REQUIRED WORK:
The string "true" may appear in lines of the listing. Report each line where it does.

STORED DATA:
+ + + +

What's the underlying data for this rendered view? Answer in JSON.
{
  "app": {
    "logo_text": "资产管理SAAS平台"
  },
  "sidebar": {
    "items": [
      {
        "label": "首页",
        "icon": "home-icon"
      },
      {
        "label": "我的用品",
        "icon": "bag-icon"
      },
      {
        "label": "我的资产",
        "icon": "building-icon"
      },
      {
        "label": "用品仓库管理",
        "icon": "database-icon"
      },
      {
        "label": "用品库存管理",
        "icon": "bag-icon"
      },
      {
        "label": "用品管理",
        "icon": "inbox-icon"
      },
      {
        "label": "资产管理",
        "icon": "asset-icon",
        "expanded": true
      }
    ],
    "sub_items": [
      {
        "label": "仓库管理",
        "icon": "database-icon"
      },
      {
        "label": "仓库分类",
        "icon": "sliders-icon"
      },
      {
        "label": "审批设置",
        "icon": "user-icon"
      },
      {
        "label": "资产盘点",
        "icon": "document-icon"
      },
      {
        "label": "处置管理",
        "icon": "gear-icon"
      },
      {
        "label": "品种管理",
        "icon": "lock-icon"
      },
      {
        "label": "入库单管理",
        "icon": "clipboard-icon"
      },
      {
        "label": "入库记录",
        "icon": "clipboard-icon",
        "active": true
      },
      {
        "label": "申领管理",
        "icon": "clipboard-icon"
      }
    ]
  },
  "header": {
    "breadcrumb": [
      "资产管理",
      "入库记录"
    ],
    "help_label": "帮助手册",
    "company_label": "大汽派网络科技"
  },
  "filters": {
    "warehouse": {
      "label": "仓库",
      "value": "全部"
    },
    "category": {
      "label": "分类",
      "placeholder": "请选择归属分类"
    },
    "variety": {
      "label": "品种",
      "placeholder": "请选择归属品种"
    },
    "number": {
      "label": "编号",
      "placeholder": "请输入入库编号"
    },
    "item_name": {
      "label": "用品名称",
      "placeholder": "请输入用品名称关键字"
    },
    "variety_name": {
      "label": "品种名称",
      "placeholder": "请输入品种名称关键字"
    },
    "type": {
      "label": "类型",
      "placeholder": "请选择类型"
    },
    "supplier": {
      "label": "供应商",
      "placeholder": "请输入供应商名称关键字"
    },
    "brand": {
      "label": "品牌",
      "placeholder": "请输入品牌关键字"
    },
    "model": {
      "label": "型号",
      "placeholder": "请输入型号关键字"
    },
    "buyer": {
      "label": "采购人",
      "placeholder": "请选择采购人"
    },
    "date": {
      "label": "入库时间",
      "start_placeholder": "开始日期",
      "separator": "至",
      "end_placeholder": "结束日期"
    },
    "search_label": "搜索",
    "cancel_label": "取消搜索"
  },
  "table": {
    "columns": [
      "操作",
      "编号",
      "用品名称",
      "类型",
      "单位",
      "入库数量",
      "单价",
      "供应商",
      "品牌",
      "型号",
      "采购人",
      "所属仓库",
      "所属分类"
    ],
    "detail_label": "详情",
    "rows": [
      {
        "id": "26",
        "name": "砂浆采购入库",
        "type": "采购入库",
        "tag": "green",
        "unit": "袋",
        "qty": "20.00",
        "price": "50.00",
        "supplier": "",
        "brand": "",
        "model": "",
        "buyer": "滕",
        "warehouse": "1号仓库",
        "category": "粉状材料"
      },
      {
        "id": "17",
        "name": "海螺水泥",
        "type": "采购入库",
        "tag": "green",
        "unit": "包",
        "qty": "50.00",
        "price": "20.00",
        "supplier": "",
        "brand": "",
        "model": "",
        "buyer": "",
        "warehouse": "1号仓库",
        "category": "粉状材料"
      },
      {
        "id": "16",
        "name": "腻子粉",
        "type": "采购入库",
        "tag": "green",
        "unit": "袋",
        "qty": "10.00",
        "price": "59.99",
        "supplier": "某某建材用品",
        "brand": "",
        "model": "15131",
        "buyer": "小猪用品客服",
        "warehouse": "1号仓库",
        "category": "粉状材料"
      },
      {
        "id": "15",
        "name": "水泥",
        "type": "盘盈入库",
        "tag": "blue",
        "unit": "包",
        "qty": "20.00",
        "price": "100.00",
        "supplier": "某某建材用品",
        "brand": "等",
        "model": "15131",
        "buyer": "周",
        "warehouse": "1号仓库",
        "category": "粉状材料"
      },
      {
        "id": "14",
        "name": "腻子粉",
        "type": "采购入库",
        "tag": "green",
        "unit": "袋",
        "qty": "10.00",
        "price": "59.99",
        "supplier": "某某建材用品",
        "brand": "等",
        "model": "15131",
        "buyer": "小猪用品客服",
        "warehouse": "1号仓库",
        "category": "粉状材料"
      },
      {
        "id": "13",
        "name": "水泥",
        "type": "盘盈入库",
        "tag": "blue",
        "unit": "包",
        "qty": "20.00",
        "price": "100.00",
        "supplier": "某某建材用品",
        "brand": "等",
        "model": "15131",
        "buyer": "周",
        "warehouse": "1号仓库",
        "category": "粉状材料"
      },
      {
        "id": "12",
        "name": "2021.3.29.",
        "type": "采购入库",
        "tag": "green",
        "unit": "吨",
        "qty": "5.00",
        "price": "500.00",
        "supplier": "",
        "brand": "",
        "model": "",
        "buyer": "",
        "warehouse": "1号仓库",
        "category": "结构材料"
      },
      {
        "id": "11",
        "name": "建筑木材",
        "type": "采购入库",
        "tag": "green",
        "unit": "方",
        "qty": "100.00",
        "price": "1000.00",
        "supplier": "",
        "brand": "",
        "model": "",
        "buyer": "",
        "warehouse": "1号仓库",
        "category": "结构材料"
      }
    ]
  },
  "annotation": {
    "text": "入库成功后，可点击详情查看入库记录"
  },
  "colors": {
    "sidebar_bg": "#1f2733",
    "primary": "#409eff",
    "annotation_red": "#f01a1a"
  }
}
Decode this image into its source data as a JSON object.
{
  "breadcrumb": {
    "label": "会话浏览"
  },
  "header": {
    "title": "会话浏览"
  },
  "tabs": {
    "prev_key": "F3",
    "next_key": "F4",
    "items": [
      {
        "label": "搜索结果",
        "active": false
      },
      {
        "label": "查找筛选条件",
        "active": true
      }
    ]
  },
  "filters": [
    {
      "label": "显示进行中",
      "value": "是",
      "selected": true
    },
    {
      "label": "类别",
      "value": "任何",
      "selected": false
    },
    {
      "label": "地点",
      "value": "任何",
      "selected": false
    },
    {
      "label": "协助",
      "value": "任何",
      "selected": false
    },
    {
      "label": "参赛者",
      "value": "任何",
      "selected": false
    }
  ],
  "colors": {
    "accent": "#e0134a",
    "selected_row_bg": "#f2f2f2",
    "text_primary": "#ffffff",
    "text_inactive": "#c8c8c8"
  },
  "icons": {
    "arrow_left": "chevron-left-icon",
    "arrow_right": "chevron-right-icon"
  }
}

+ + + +

OUTPUT BELOW:
        "expanded": true
        "active": true
        "active": true
      "selected": true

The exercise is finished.